Our host Fred of Cocktail
Turning to David Wondrich's Imbibe! for some historical reference, he bandied back and forth about possible creators and locales for this classic's creation. Perhaps it was created many places and many times, for sweet vermouth was the new hot ingredient of the 1870s and 1880s as St. Germain was in 2007 and 2008 (and arguably even to today). Wondrich quoted from the anonymously penned 1898 Cocktails: How To Make Them, "The addition of Vermouth was the first move toward the blending of cocktails." In my mind, the Manhattan takes the Old Fashioned one step further. Not only does it replace the sugar with sweet vermouth, but this sweetener ties its herbal notes to those of the bitters and its spice notes to the barrel-aged whiskey (especially rye whiskey) as well as the bitters again.So no sugar in a Manhattan and in this Esquire article Wondrich is adamant that a Manhattan on ice is not a Manhattan.
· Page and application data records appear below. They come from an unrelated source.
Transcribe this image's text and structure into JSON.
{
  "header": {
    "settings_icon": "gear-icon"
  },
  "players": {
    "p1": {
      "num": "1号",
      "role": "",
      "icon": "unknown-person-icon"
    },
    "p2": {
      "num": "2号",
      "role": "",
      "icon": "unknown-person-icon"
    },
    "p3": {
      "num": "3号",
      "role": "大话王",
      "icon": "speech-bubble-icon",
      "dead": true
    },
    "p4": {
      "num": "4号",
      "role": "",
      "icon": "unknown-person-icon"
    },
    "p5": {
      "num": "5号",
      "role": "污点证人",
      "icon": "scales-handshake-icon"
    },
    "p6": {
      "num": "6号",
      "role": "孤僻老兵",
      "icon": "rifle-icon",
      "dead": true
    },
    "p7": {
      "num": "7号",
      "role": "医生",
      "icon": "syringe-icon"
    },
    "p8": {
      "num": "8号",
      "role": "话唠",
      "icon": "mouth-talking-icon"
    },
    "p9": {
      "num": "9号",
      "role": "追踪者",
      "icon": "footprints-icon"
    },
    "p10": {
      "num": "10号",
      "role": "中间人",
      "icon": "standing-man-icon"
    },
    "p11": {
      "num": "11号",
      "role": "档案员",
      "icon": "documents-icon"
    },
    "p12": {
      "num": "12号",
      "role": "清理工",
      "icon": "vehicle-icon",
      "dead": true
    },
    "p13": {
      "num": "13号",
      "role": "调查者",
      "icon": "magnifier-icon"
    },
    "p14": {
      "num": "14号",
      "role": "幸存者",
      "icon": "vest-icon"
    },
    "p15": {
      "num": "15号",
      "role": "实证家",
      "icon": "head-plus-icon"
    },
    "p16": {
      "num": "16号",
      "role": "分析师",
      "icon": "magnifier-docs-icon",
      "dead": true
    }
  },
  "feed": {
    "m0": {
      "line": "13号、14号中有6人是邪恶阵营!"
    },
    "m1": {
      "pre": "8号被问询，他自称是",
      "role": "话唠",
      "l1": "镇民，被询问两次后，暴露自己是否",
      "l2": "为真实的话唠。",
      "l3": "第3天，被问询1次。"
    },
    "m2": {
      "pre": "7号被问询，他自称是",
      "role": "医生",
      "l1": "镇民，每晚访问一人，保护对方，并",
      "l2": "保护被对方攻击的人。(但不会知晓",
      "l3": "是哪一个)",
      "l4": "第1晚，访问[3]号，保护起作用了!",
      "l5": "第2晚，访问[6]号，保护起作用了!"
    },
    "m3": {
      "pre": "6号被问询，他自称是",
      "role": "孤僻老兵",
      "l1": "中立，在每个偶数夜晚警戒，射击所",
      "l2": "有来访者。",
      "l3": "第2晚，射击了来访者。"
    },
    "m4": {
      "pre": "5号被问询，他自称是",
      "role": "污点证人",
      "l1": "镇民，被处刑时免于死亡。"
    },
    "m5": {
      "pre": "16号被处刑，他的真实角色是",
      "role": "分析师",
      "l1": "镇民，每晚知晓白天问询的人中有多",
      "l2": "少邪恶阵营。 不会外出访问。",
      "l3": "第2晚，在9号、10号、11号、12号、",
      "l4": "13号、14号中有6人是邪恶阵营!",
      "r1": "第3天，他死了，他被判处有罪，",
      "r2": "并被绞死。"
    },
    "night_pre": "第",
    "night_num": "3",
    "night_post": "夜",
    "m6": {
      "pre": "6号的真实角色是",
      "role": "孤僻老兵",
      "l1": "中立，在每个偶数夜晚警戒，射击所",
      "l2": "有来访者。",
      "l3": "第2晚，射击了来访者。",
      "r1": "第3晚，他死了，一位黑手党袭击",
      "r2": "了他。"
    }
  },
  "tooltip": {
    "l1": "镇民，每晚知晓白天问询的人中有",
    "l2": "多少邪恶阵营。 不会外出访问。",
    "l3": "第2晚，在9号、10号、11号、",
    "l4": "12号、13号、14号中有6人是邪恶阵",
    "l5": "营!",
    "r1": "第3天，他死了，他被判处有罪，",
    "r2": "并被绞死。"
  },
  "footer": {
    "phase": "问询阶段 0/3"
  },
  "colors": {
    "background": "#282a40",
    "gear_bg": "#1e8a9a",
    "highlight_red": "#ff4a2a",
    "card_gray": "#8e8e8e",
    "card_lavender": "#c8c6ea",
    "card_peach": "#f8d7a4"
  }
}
Therefor my offering has an appropriate low brow New York name: The Gowanus - named for a neighbourhood in Brooklyn thru which one of the most polluted canals in the US runs. It's said to be 90 procent guns and the rest is industrial waste.
My cocktail tastes a whole lot better than that, so prepare to be pleasantly surprised:
- 6 cl rye whisky - I used Rittenhouse 100 proof
- 0.75 cl Aperol
- 0.75 cl Zucca
- 1.5 cl rhubarb-sriracha-syrup (I cooked fresh rhubarb juice with half the amount of sugar and a dollop of the chili sauce for 1 minute and left it to cool off)
Add all ingredients to a mixing glass, add ice and stir. If you want to present this non-Manhattan drink, as a Manhattan - serve it up in a coup - or be a rookie like me and serve it in an old fashioned glass over ice with a garnish of a piece of fresh rhubarb gently poached in the rhubarb-sriracha-syrup.
Should you want to mix a more true riff on a Manhattan, take a look at some of the other contributions in Freds wrap-up.
I didn't mean no sugar in a Manhattan, just that the sweet vermouth has all the sugar in Manhattans, and sugar can come in various forms in variations. Some of the old recipes did include a spot of syrup (usually gum arabic-laden gomme syrup perhaps to take the edge off of rough spirits) and one included a dash of sugar syrup and a dash of lemon juice. Cheers, FredReplyDelete